Delegate Patrick Hope came to the Alexandria campus of Northern Virginia Community College to talk to my Cultural Geography (Geo 210) classes on Wednesday, March 19. Delegate Hope, represents the 47th district (Arlington) as a Democratic member of the Virginia House of Delegates. He talked to the students about Virginia gerrymandering and his campaign to become a member of the U.S. House of Representatives for Virginia’s 8th Congressional District.
Gerrymandering was the first topic he discussed, which answered the question: What is it? Students found out that gerrymandering is the drawing of electoral district boundaries in awkward shapes to make the districts safe for the party in power. In 2011, when the districts were drawn, Republicans controlled the Virginia House of Delegates and the Virginia Senate. Therefore, the process of drawing new districts, or redistricting, tended to favor Republicans.
Northern Virginia’s District 51, Virginia House of Delegates, is a classic example of gerrymandering. Republican Delegate Rich Anderson had a close election in 2009, winning with only 50.78% of the vote compared to 49.05% for his Democratic opponent. District 51 went from a compact shape to an elongated one in 2011; it became much more Republican, by getting rid of urban Democratic precincts (red area on map) and adding rural Republican precincts (blue area on map) far to the west.
The House of Delegates does not represent Virginia, according to Delegate Hope. Virginia is a purple state with roughly equal populations of Republicans and Democrats, but the power of gerrymandering makes for a lopsided Virginia House. There are 68 Republican delegates and only 32 Democratic delegates. The next election is in 2015, and by then population growth will make some of the districts less safe for Republicans. In the meantime, Delegate Hope confided that Democrats have virtually no say in the chamber.

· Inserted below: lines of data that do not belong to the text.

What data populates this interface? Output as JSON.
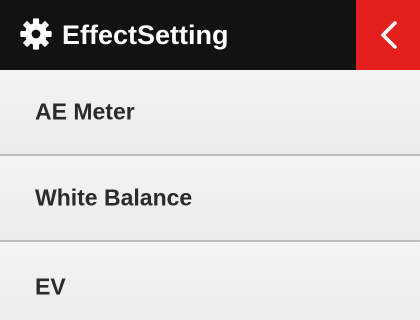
{
  "header": {
    "title": "EffectSetting",
    "settings_icon": "gear-icon",
    "back_icon": "chevron-left-icon",
    "background_color": "#121212",
    "back_button_color": "#e4201f"
  },
  "menu": {
    "items": [
      {
        "label": "AE Meter"
      },
      {
        "label": "White Balance"
      },
      {
        "label": "EV"
      }
    ]
  }
}
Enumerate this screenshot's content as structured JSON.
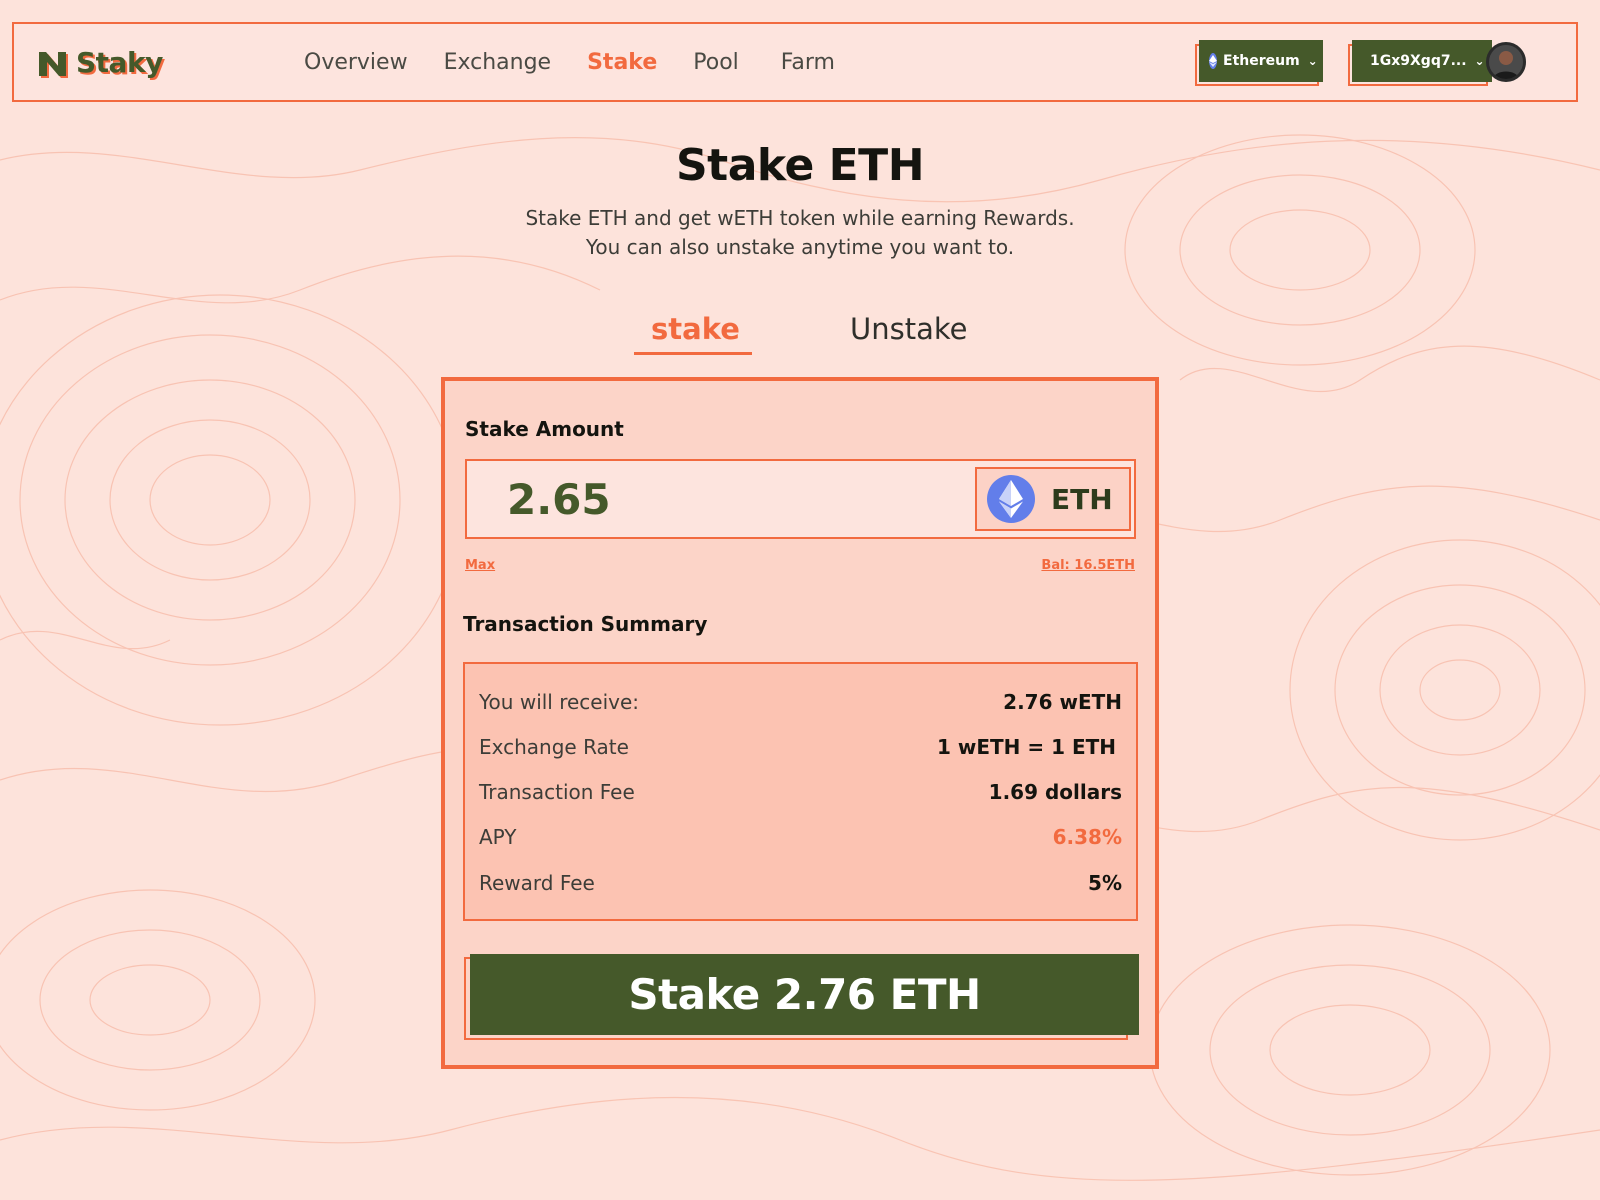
{
  "app": {
    "name": "Staky"
  },
  "nav": {
    "items": [
      {
        "label": "Overview"
      },
      {
        "label": "Exchange"
      },
      {
        "label": "Stake"
      },
      {
        "label": "Pool"
      },
      {
        "label": "Farm"
      }
    ],
    "active": "Stake"
  },
  "network": {
    "label": "Ethereum"
  },
  "wallet": {
    "address": "1Gx9Xgq7..."
  },
  "page": {
    "title": "Stake ETH",
    "subtitle_line1": "Stake ETH and get wETH token while earning Rewards.",
    "subtitle_line2": "You can also unstake anytime you want to."
  },
  "tabs": [
    {
      "label": "stake",
      "active": true
    },
    {
      "label": "Unstake",
      "active": false
    }
  ],
  "stake": {
    "amount_label": "Stake Amount",
    "amount_value": "2.65",
    "token": "ETH",
    "max_label": "Max",
    "balance_label": "Bal: 16.5ETH"
  },
  "summary": {
    "title": "Transaction Summary",
    "rows": [
      {
        "label": "You will receive:",
        "value": "2.76 wETH"
      },
      {
        "label": "Exchange Rate",
        "value": "1 wETH = 1 ETH"
      },
      {
        "label": "Transaction Fee",
        "value": "1.69 dollars"
      },
      {
        "label": "APY",
        "value": "6.38%"
      },
      {
        "label": "Reward Fee",
        "value": "5%"
      }
    ]
  },
  "cta": {
    "label": "Stake 2.76 ETH"
  },
  "colors": {
    "accent": "#f26a3f",
    "primary_green": "#45592a",
    "background": "#fde3db",
    "eth_blue": "#627eea"
  }
}
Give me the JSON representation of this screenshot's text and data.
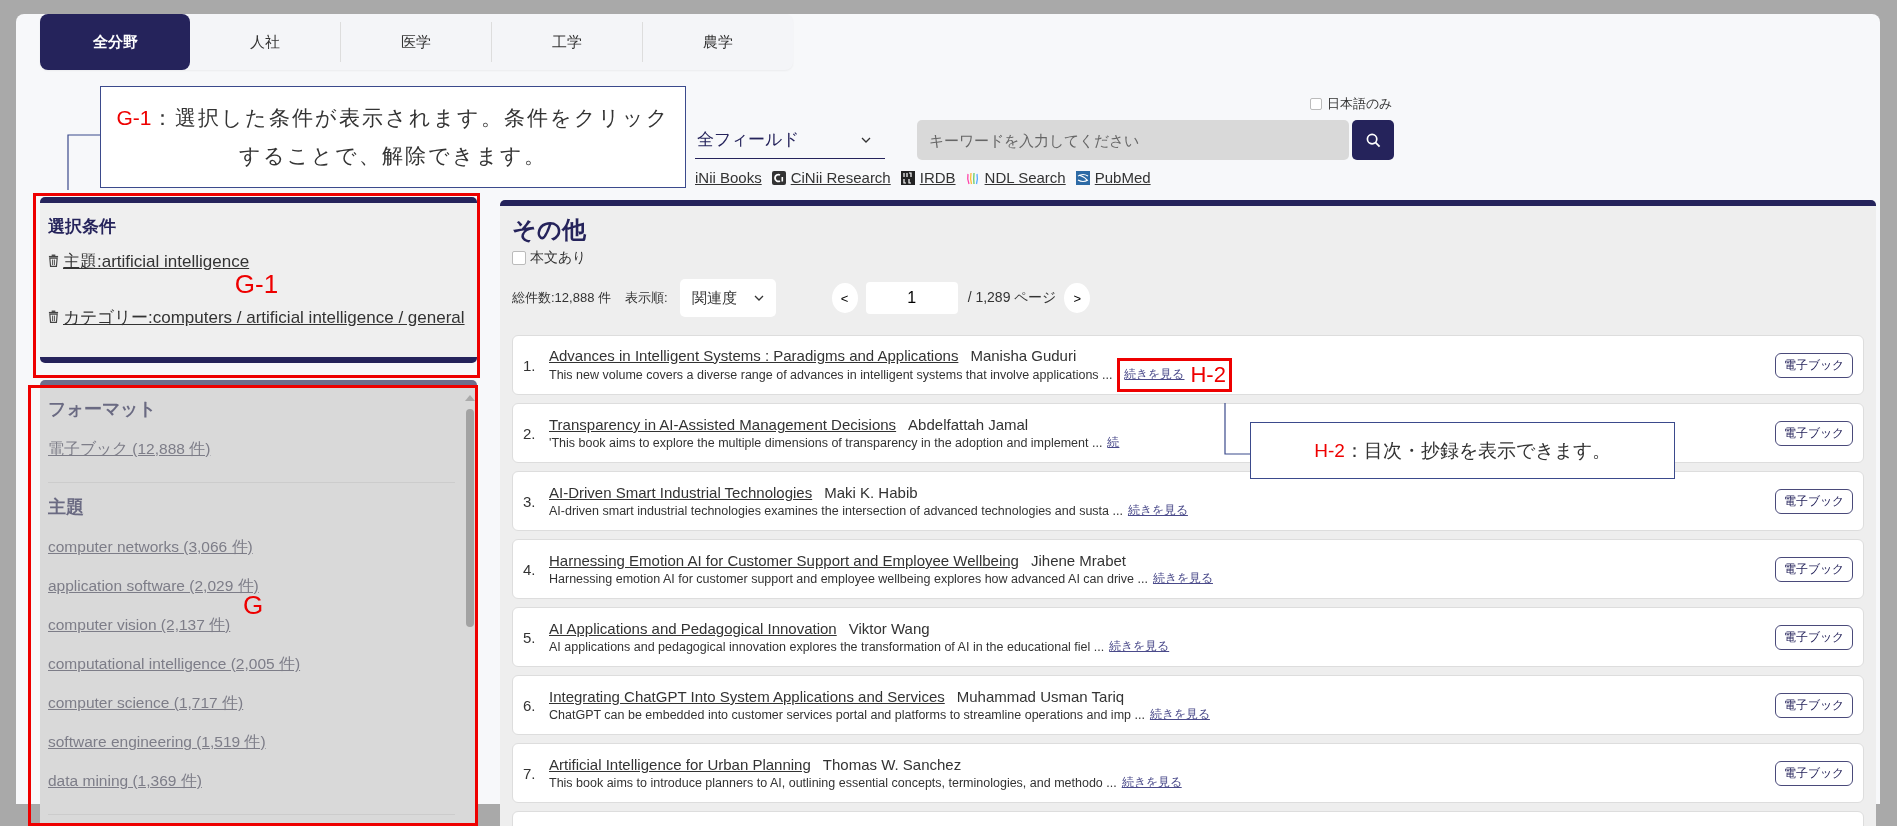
{
  "tabs": [
    {
      "label": "全分野",
      "selected": true
    },
    {
      "label": "人社",
      "selected": false
    },
    {
      "label": "医学",
      "selected": false
    },
    {
      "label": "工学",
      "selected": false
    },
    {
      "label": "農学",
      "selected": false
    }
  ],
  "search": {
    "field": "全フィールド",
    "placeholder": "キーワードを入力してください",
    "japanese_only": {
      "label": "日本語のみ",
      "checked": false
    }
  },
  "sources": [
    {
      "label": "iNii Books"
    },
    {
      "label": "CiNii Research",
      "kind": "cinii"
    },
    {
      "label": "IRDB",
      "kind": "irdb"
    },
    {
      "label": "NDL Search",
      "kind": "ndl"
    },
    {
      "label": "PubMed",
      "kind": "pubmed"
    }
  ],
  "selected_conditions": {
    "title": "選択条件",
    "items": [
      "主題:artificial intelligence",
      "カテゴリー:computers / artificial intelligence / general"
    ]
  },
  "facets": [
    {
      "title": "フォーマット",
      "items": [
        "電子ブック (12,888 件)"
      ]
    },
    {
      "title": "主題",
      "items": [
        "computer networks (3,066 件)",
        "application software (2,029 件)",
        "computer vision (2,137 件)",
        "computational intelligence (2,005 件)",
        "computer science (1,717 件)",
        "software engineering (1,519 件)",
        "data mining (1,369 件)"
      ]
    }
  ],
  "results": {
    "title": "その他",
    "fulltext_only": {
      "label": "本文あり",
      "checked": false
    },
    "total": "総件数:12,888 件",
    "sort_label": "表示順:",
    "sort": "関連度",
    "prev": "<",
    "page": "1",
    "pages": "/ 1,289 ページ",
    "next": ">",
    "items": [
      {
        "number": "1.",
        "title": "Advances in Intelligent Systems : Paradigms and Applications",
        "author": "Manisha Guduri",
        "summary": "This new volume covers a diverse range of advances in intelligent systems that involve applications ...",
        "more": "続きを見る",
        "badge": "電子ブック"
      },
      {
        "number": "2.",
        "title": "Transparency in AI-Assisted Management Decisions",
        "author": "Abdelfattah Jamal",
        "summary": "'This book aims to explore the multiple dimensions of transparency in the adoption and implement ...",
        "more": "続",
        "badge": "電子ブック"
      },
      {
        "number": "3.",
        "title": "AI-Driven Smart Industrial Technologies",
        "author": "Maki K. Habib",
        "summary": "AI-driven smart industrial technologies examines the intersection of advanced technologies and susta ...",
        "more": "続きを見る",
        "badge": "電子ブック"
      },
      {
        "number": "4.",
        "title": "Harnessing Emotion AI for Customer Support and Employee Wellbeing",
        "author": "Jihene Mrabet",
        "summary": "Harnessing emotion AI for customer support and employee wellbeing explores how advanced AI can drive ...",
        "more": "続きを見る",
        "badge": "電子ブック"
      },
      {
        "number": "5.",
        "title": "AI Applications and Pedagogical Innovation",
        "author": "Viktor Wang",
        "summary": "AI applications and pedagogical innovation explores the transformation of AI in the educational fiel ...",
        "more": "続きを見る",
        "badge": "電子ブック"
      },
      {
        "number": "6.",
        "title": "Integrating ChatGPT Into System Applications and Services",
        "author": "Muhammad Usman Tariq",
        "summary": "ChatGPT can be embedded into customer services portal and platforms to streamline operations and imp ...",
        "more": "続きを見る",
        "badge": "電子ブック"
      },
      {
        "number": "7.",
        "title": "Artificial Intelligence for Urban Planning",
        "author": "Thomas W. Sanchez",
        "summary": "This book aims to introduce planners to AI, outlining essential concepts, terminologies, and methodo ...",
        "more": "続きを見る",
        "badge": "電子ブック"
      }
    ]
  },
  "callouts": [
    {
      "label": "G-1",
      "text": "：選択した条件が表示されます。条件をクリックすることで、解除できます。"
    },
    {
      "label": "H-2",
      "text": "：目次・抄録を表示できます。"
    }
  ],
  "frame_labels": [
    "G-1",
    "G",
    "H-2"
  ]
}
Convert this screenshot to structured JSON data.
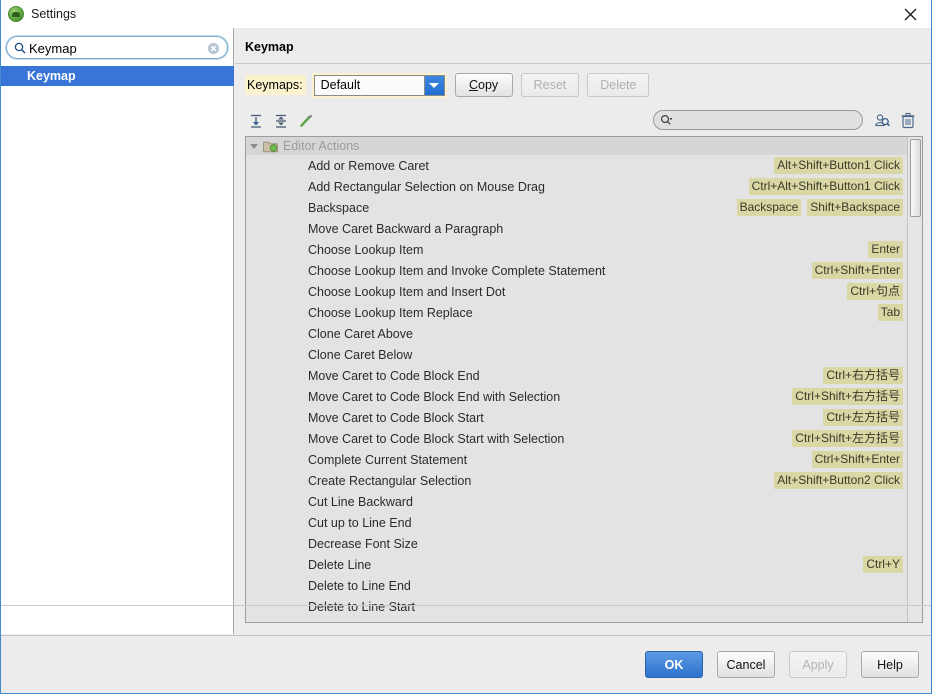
{
  "window": {
    "title": "Settings",
    "app_icon": "android-studio-icon",
    "close_icon": "close-icon",
    "accent_color": "#3875d7",
    "highlight_color": "#d9d7a4",
    "search_highlight_color": "#fbf3cd"
  },
  "sidebar": {
    "search": {
      "value": "Keymap",
      "placeholder": "",
      "search_icon": "search-icon",
      "clear_icon": "clear-circle-icon"
    },
    "items": [
      {
        "label": "Keymap",
        "selected": true
      }
    ]
  },
  "panel": {
    "title": "Keymap",
    "keymaps_label": "Keymaps:",
    "keymap_selected": "Default",
    "keymap_options": [
      "Default"
    ],
    "buttons": [
      {
        "label": "Copy",
        "mnemonic": "C",
        "enabled": true
      },
      {
        "label": "Reset",
        "enabled": false
      },
      {
        "label": "Delete",
        "enabled": false
      }
    ],
    "toolbar": [
      {
        "name": "expand-all-icon",
        "tooltip": "Expand All"
      },
      {
        "name": "collapse-all-icon",
        "tooltip": "Collapse All"
      },
      {
        "name": "edit-shortcut-icon",
        "tooltip": "Edit Shortcut"
      }
    ],
    "filter": {
      "value": "",
      "placeholder": "",
      "search_icon": "search-dropdown-icon"
    },
    "filter_actions": [
      {
        "name": "find-by-shortcut-icon"
      },
      {
        "name": "clear-filter-trash-icon"
      }
    ],
    "scrollbar": {
      "thumb_top_pct": 0,
      "thumb_height_pct": 16
    }
  },
  "tree": {
    "group": {
      "label": "Editor Actions",
      "expanded": true,
      "icon": "folder-icon"
    },
    "rows": [
      {
        "name": "Add or Remove Caret",
        "shortcuts": [
          "Alt+Shift+Button1  Click"
        ]
      },
      {
        "name": "Add Rectangular Selection on Mouse Drag",
        "shortcuts": [
          "Ctrl+Alt+Shift+Button1  Click"
        ]
      },
      {
        "name": "Backspace",
        "shortcuts": [
          "Backspace",
          "Shift+Backspace"
        ]
      },
      {
        "name": "Move Caret Backward a Paragraph",
        "shortcuts": []
      },
      {
        "name": "Choose Lookup Item",
        "shortcuts": [
          "Enter"
        ]
      },
      {
        "name": "Choose Lookup Item and Invoke Complete Statement",
        "shortcuts": [
          "Ctrl+Shift+Enter"
        ]
      },
      {
        "name": "Choose Lookup Item and Insert Dot",
        "shortcuts": [
          "Ctrl+句点"
        ]
      },
      {
        "name": "Choose Lookup Item Replace",
        "shortcuts": [
          "Tab"
        ]
      },
      {
        "name": "Clone Caret Above",
        "shortcuts": []
      },
      {
        "name": "Clone Caret Below",
        "shortcuts": []
      },
      {
        "name": "Move Caret to Code Block End",
        "shortcuts": [
          "Ctrl+右方括号"
        ]
      },
      {
        "name": "Move Caret to Code Block End with Selection",
        "shortcuts": [
          "Ctrl+Shift+右方括号"
        ]
      },
      {
        "name": "Move Caret to Code Block Start",
        "shortcuts": [
          "Ctrl+左方括号"
        ]
      },
      {
        "name": "Move Caret to Code Block Start with Selection",
        "shortcuts": [
          "Ctrl+Shift+左方括号"
        ]
      },
      {
        "name": "Complete Current Statement",
        "shortcuts": [
          "Ctrl+Shift+Enter"
        ]
      },
      {
        "name": "Create Rectangular Selection",
        "shortcuts": [
          "Alt+Shift+Button2 Click"
        ]
      },
      {
        "name": "Cut Line Backward",
        "shortcuts": []
      },
      {
        "name": "Cut up to Line End",
        "shortcuts": []
      },
      {
        "name": "Decrease Font Size",
        "shortcuts": []
      },
      {
        "name": "Delete Line",
        "shortcuts": [
          "Ctrl+Y"
        ]
      },
      {
        "name": "Delete to Line End",
        "shortcuts": []
      },
      {
        "name": "Delete to Line Start",
        "shortcuts": []
      }
    ]
  },
  "footer": {
    "buttons": [
      {
        "label": "OK",
        "style": "primary",
        "enabled": true
      },
      {
        "label": "Cancel",
        "style": "normal",
        "enabled": true
      },
      {
        "label": "Apply",
        "style": "normal",
        "enabled": false
      },
      {
        "label": "Help",
        "style": "normal",
        "enabled": true
      }
    ]
  }
}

Delegate Hope represents about 80,000 people as a Virginia delegate, but this will grow to representing some 800,000 if he becomes a U.S. Representative. However, the road to the U.S. House from the Virginia House is long and expensive. First, there is the Democratic primary on June 10, with Delegate Hope facing 10 other Democrats. Whoever wins the Democratic primary will most likely win the election in November. Hope was asked by one of the students how much money he needed to raise for a Congressional seat, and he replied “about $550,000.”
Health care motivated Delegate Hope to run for the 8th U.S. House district in Virginia. His central concern is “to improve access and care for patients.” Delegate Hope leads community organizations dealing with aging and homelessness, and he is the Director for Legislative Policy at the American College of Cardiology. He firmly believes in President Obama’s Affordable Care Act (ACA or Obamacare) and feels that he can help it succeed as a member of the U.S. House.
Hope’s geographic campaign strategy is to meet people throughout the district and raise money (in that order). In 2009 he won the Democratic primary by going door to door in the 47th district. Money was strictly secondary. In the 2009 primary Patrick Hope received almost twice the votes of his nearest competitor, while two of his competitors spent more than twice as much in their campaigns. He plans to capture most of the Arlington vote, while his competitors divide the Alexandria vote. His “Hope for Virginia” campaign may just take him from Richmond to Washington.